* **WHAT YOU WILL DO**
Repeat, line for line, the entries printed below.

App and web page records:

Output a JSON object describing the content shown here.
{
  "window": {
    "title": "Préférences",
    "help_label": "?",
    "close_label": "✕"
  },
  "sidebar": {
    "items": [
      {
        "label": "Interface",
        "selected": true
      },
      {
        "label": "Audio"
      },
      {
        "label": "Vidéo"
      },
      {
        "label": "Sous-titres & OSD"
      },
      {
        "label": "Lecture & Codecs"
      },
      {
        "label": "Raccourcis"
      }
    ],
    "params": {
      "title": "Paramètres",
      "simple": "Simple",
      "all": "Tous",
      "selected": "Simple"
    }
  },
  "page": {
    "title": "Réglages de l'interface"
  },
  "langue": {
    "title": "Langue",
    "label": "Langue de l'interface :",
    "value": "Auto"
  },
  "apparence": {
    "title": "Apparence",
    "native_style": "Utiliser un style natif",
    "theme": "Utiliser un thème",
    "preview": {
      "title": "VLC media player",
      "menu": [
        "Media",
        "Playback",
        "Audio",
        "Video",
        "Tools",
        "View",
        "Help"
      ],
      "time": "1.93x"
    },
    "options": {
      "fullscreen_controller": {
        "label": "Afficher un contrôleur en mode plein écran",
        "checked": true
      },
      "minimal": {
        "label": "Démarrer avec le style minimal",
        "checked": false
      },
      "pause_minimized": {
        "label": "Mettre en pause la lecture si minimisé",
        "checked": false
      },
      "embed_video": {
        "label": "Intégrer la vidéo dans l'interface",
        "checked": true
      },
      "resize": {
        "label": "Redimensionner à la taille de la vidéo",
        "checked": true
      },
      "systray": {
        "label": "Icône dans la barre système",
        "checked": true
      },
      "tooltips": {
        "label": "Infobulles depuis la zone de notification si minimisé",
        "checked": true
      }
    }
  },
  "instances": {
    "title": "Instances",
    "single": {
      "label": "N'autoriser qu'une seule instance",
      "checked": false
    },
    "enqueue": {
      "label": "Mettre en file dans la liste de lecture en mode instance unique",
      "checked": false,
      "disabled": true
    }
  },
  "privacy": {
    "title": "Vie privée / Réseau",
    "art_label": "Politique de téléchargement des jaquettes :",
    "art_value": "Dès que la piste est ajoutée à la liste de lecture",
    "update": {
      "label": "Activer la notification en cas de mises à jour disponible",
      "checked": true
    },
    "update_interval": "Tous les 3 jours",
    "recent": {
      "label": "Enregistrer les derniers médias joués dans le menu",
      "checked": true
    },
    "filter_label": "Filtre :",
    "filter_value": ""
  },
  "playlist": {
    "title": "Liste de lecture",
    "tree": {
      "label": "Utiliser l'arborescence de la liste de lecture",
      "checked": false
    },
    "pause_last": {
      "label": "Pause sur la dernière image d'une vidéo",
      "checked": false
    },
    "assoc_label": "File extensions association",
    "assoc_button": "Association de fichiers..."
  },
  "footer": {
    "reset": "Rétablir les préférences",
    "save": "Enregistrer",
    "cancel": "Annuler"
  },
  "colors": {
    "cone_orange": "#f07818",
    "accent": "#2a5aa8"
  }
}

* **TASK SOLUTION**
Output a JSON object describing the content shown here.
{
  "window": {
    "title": "Préférences",
    "help_label": "?",
    "close_label": "✕"
  },
  "sidebar": {
    "items": [
      {
        "label": "Interface",
        "selected": true
      },
      {
        "label": "Audio"
      },
      {
        "label": "Vidéo"
      },
      {
        "label": "Sous-titres & OSD"
      },
      {
        "label": "Lecture & Codecs"
      },
      {
        "label": "Raccourcis"
      }
    ],
    "params": {
      "title": "Paramètres",
      "simple": "Simple",
      "all": "Tous",
      "selected": "Simple"
    }
  },
  "page": {
    "title": "Réglages de l'interface"
  },
  "langue": {
    "title": "Langue",
    "label": "Langue de l'interface :",
    "value": "Auto"
  },
  "apparence": {
    "title": "Apparence",
    "native_style": "Utiliser un style natif",
    "theme": "Utiliser un thème",
    "preview": {
      "title": "VLC media player",
      "menu": [
        "Media",
        "Playback",
        "Audio",
        "Video",
        "Tools",
        "View",
        "Help"
      ],
      "time": "1.93x"
    },
    "options": {
      "fullscreen_controller": {
        "label": "Afficher un contrôleur en mode plein écran",
        "checked": true
      },
      "minimal": {
        "label": "Démarrer avec le style minimal",
        "checked": false
      },
      "pause_minimized": {
        "label": "Mettre en pause la lecture si minimisé",
        "checked": false
      },
      "embed_video": {
        "label": "Intégrer la vidéo dans l'interface",
        "checked": true
      },
      "resize": {
        "label": "Redimensionner à la taille de la vidéo",
        "checked": true
      },
      "systray": {
        "label": "Icône dans la barre système",
        "checked": true
      },
      "tooltips": {
        "label": "Infobulles depuis la zone de notification si minimisé",
        "checked": true
      }
    }
  },
  "instances": {
    "title": "Instances",
    "single": {
      "label": "N'autoriser qu'une seule instance",
      "checked": false
    },
    "enqueue": {
      "label": "Mettre en file dans la liste de lecture en mode instance unique",
      "checked": false,
      "disabled": true
    }
  },
  "privacy": {
    "title": "Vie privée / Réseau",
    "art_label": "Politique de téléchargement des jaquettes :",
    "art_value": "Dès que la piste est ajoutée à la liste de lecture",
    "update": {
      "label": "Activer la notification en cas de mises à jour disponible",
      "checked": true
    },
    "update_interval": "Tous les 3 jours",
    "recent": {
      "label": "Enregistrer les derniers médias joués dans le menu",
      "checked": true
    },
    "filter_label": "Filtre :",
    "filter_value": ""
  },
  "playlist": {
    "title": "Liste de lecture",
    "tree": {
      "label": "Utiliser l'arborescence de la liste de lecture",
      "checked": false
    },
    "pause_last": {
      "label": "Pause sur la dernière image d'une vidéo",
      "checked": false
    },
    "assoc_label": "File extensions association",
    "assoc_button": "Association de fichiers..."
  },
  "footer": {
    "reset": "Rétablir les préférences",
    "save": "Enregistrer",
    "cancel": "Annuler"
  },
  "colors": {
    "cone_orange": "#f07818",
    "accent": "#2a5aa8"
  }
}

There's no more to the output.